On the other side of the issue, many witnesses expressed grave concerns that closing the judicial exceptions for laws of nature and natural phenomena could lead to the patenting of human genes. Chief among them was Kate Ruane, Senior Legislative Counsel at the American Civil Liberties Union (ACLU), which represented the plaintiffs in Myriad. Ruane argued the Court was correct in Myriad in its holding that products of nature are one of the basic tools of human ingenuity and cannot be tied up for the exclusive use of one entity. Allowing patents on human genes, she claimed, could harm patient welfare by limiting access to and reducing the quality of potentially life-saving genetic testing.
Several witnesses praised Alice for giving courts an easy way to invalidate bad patent claims quickly. Paul R. Gugliuzza, Professor of Law at Boston University School of Law, reminded the subcommittee of the proliferation of vague and overly broad business methods patents the USPTO issued in the late 1990s and early 2000s and the patent troll phenomenon these patents created. Alice, he argued, allows courts to dispose of weak patent claims early in the litigation process because patent eligibility is a question of law rather than fact, meaning that it can often be resolved before the costly discovery process begins. Stephanie Martz, on behalf of United for Patent Reform, made similar arguments, stating that Alice is a powerful tool that small businesses can use against patent trolls to knock out weak patent claims before trial, thereby reducing the costs of litigation.
Many witnesses were also opposed to the draft bill on more philosophical grounds, urging the subcommittee to exercise caution before sweeping away 150 years of judicial precedent. Sean George, CEO of Invitae Corp., argued that the current judicial framework is “working as intended” and cautioned the subcommittee to take a more prudent and conservative approach to reform instead of “indiscriminately” abrogating unanimous Supreme Court decisions. William G. Jenks, of behalf of the Internet Association, characterized the draft bill more as a “reset” of patent law rather than a reform and argued that abrogating case law will deprive the courts of valuable judicial president on which to rely when interpreting the new statute.

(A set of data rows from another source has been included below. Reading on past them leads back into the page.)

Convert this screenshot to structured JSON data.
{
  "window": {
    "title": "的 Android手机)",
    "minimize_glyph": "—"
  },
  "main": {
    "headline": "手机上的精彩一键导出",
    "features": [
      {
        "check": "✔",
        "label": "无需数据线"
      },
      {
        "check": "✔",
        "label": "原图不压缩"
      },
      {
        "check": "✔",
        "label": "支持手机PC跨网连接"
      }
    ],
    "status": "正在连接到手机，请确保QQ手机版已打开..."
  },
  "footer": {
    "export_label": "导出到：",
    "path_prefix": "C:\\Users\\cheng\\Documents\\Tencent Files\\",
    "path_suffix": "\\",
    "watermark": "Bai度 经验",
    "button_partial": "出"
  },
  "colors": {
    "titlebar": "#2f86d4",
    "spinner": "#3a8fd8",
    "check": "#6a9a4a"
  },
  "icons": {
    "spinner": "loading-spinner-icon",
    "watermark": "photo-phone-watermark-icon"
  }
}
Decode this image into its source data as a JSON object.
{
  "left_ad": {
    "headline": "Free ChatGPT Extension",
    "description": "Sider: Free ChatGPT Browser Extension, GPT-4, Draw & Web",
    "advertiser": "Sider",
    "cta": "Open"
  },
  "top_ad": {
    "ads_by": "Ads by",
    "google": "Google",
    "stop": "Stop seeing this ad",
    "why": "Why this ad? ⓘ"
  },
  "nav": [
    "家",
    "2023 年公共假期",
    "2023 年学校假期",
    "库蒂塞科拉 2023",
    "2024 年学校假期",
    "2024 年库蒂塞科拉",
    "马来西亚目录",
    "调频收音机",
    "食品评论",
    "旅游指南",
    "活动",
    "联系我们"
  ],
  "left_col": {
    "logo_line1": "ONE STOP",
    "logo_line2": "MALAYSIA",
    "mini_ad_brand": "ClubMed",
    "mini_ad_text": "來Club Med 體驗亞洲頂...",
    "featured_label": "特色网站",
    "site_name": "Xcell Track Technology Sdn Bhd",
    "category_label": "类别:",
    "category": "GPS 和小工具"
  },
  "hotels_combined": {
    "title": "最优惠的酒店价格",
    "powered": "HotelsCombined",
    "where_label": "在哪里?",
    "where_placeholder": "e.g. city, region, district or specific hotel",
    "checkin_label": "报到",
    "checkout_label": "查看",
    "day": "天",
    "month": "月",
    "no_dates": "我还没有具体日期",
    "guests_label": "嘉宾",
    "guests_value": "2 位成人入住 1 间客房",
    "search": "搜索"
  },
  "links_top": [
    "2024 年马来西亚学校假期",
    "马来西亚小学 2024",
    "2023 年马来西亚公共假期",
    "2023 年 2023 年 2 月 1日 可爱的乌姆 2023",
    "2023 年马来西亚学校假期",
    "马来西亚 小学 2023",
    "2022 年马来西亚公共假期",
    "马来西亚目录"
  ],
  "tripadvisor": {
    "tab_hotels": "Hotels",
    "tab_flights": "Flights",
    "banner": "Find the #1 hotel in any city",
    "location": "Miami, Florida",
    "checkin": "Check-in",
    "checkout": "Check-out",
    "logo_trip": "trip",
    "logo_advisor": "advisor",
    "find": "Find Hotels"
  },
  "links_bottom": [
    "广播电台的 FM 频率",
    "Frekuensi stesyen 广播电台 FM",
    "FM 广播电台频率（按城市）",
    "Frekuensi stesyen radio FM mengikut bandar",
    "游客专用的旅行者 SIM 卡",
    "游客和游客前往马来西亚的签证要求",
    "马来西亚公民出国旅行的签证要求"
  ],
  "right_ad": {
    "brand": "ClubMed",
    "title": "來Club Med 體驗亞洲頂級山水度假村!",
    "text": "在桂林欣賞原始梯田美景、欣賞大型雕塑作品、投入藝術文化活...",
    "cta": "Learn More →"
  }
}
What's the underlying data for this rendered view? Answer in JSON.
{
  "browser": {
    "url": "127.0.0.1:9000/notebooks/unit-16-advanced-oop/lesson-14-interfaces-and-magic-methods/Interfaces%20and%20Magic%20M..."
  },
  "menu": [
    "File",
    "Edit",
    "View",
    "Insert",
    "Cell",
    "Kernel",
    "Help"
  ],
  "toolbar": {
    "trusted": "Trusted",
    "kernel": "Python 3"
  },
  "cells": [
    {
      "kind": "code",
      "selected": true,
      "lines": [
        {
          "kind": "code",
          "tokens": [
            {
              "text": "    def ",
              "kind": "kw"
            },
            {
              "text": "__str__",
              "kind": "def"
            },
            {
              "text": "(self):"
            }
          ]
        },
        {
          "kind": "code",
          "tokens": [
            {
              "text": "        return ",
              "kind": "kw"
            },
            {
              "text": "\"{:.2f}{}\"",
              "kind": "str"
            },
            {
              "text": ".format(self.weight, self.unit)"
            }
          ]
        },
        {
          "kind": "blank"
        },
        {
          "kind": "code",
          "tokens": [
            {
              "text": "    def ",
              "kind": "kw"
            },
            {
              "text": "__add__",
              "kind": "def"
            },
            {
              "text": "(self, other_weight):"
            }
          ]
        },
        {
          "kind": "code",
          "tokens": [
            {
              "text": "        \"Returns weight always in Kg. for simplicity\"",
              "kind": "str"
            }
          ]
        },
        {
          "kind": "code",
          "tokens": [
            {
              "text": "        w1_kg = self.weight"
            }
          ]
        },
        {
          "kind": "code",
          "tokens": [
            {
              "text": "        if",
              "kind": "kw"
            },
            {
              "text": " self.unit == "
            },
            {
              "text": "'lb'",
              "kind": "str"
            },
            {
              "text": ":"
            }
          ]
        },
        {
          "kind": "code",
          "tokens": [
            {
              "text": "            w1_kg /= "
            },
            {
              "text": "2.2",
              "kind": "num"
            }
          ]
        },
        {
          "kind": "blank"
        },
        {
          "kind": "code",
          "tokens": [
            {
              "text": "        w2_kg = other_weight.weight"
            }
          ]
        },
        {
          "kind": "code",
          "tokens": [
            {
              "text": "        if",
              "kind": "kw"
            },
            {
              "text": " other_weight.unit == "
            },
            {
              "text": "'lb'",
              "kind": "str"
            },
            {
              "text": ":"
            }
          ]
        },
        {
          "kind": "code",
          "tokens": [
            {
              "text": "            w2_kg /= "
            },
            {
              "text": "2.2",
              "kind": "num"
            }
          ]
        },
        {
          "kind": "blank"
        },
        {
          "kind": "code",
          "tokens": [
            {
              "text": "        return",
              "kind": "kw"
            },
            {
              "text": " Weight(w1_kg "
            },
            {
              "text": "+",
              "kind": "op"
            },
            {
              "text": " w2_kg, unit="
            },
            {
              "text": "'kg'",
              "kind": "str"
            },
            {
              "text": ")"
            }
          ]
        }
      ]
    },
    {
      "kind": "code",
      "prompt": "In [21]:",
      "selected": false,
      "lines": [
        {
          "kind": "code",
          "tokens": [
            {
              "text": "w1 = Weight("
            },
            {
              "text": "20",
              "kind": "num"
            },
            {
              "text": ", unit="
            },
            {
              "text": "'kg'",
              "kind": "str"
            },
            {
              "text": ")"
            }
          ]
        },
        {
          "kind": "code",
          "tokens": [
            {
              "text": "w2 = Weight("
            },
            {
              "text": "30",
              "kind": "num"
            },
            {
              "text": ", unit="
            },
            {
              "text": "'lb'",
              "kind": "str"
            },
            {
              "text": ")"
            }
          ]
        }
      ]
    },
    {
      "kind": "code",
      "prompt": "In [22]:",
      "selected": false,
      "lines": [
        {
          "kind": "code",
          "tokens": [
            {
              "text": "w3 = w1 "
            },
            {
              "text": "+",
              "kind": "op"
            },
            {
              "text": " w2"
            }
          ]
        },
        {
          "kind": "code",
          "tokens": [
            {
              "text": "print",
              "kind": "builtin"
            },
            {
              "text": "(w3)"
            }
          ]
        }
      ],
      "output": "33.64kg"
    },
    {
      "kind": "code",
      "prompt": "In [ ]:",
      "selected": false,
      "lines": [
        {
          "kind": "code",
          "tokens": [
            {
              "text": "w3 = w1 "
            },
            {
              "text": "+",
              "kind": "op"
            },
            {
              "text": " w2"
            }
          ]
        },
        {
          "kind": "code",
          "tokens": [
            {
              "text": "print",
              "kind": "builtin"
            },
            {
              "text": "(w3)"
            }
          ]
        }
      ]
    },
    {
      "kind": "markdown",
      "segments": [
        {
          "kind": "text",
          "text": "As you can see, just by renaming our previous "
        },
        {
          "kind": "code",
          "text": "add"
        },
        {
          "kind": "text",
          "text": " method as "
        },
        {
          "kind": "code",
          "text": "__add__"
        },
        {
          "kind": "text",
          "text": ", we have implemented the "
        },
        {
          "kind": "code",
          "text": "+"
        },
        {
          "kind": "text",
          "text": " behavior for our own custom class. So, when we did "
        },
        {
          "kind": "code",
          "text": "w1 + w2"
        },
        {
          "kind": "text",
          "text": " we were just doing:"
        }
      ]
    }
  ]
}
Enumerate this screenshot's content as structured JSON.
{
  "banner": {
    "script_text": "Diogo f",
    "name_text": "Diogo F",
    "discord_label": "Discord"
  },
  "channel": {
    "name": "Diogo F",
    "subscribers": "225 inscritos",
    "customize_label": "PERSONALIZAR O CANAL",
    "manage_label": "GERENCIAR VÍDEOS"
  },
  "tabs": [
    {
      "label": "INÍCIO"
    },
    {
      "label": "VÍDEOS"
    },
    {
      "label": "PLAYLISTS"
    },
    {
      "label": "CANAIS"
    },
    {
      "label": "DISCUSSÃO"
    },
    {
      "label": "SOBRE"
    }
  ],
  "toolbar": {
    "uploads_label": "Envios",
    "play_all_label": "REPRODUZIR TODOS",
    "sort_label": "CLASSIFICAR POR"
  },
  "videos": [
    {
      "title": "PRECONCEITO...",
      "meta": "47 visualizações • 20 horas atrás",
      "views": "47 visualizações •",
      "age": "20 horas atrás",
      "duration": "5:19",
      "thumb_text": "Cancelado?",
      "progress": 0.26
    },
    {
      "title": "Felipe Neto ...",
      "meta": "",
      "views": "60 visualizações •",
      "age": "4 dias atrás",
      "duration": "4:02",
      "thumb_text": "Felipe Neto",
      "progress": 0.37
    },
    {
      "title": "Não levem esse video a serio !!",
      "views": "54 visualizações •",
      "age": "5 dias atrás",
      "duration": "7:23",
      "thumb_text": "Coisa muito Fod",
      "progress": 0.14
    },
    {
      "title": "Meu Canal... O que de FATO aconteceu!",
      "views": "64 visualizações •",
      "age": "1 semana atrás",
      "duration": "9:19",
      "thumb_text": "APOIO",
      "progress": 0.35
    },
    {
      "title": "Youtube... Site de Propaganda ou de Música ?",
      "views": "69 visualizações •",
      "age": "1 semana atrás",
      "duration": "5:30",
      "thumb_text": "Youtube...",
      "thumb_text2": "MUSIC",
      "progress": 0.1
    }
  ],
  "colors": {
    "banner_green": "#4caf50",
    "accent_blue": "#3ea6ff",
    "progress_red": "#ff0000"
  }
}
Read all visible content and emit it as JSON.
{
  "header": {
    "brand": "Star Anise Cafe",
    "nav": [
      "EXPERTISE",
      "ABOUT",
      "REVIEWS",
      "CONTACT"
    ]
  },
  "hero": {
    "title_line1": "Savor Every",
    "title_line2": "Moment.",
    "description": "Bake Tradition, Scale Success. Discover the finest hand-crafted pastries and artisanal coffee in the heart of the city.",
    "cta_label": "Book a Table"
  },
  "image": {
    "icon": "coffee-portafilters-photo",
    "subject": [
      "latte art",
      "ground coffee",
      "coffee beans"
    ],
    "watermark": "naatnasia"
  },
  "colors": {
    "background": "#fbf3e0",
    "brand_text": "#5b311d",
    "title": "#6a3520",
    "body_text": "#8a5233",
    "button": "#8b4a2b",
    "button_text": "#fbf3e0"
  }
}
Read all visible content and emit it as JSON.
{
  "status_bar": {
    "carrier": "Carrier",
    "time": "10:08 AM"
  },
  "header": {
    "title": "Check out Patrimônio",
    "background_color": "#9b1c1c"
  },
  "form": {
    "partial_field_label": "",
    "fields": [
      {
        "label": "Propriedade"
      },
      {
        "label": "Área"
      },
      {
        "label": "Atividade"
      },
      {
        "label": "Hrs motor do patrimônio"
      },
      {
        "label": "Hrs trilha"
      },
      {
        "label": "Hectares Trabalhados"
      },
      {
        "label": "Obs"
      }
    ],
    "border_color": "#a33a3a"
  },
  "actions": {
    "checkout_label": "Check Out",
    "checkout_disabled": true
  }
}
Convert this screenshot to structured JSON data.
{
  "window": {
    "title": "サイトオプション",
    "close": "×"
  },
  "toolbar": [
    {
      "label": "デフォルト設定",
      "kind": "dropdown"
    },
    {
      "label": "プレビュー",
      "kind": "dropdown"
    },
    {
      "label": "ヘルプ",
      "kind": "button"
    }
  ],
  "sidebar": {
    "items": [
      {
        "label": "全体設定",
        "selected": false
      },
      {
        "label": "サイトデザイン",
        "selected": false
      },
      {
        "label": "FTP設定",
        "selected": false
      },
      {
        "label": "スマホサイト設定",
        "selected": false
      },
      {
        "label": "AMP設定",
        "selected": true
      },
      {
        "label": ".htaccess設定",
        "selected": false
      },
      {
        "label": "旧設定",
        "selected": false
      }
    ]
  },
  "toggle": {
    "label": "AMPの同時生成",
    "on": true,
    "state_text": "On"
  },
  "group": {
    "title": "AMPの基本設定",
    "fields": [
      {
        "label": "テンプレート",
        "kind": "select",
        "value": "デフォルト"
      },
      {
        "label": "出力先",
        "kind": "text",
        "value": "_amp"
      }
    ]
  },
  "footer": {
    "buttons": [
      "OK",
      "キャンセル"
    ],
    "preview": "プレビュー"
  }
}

Christopher Mohr, General Counsel of the Software and Information Industry Association, also expressed concerns about the draft bill’s scope, characterizing it as “radical” and “aggressive.”
At the conclusion of the hearings, Senator Tillis stated that he was “convinced that we need further refinements,” particularly with respect to ensuring that “true abstractions” do not pass the test and cannot be weaponized against small businesses. However, he also emphasized the need to act quickly, stating that the subcommittee would be able to review the record, make necessary changes, and introduce a final bill after Congress’s upcoming July 4 recess. Fish & Richardson will monitor the ongoing developments in this area and will provide an update upon the release of the final bill. For more information about § 101 and software patents, please see our recent case study, contact your Fish attorney, or email us at [email protected]
The opinions expressed are those of the authors on the date noted above and do not necessarily reflect the views of Fish & Richardson P.C., any other of its lawyers, its clients, or any of its or their respective affiliates. This post is for general information purposes only and is not intended to be and should not be taken as legal advice. No attorney-client relationship is formed.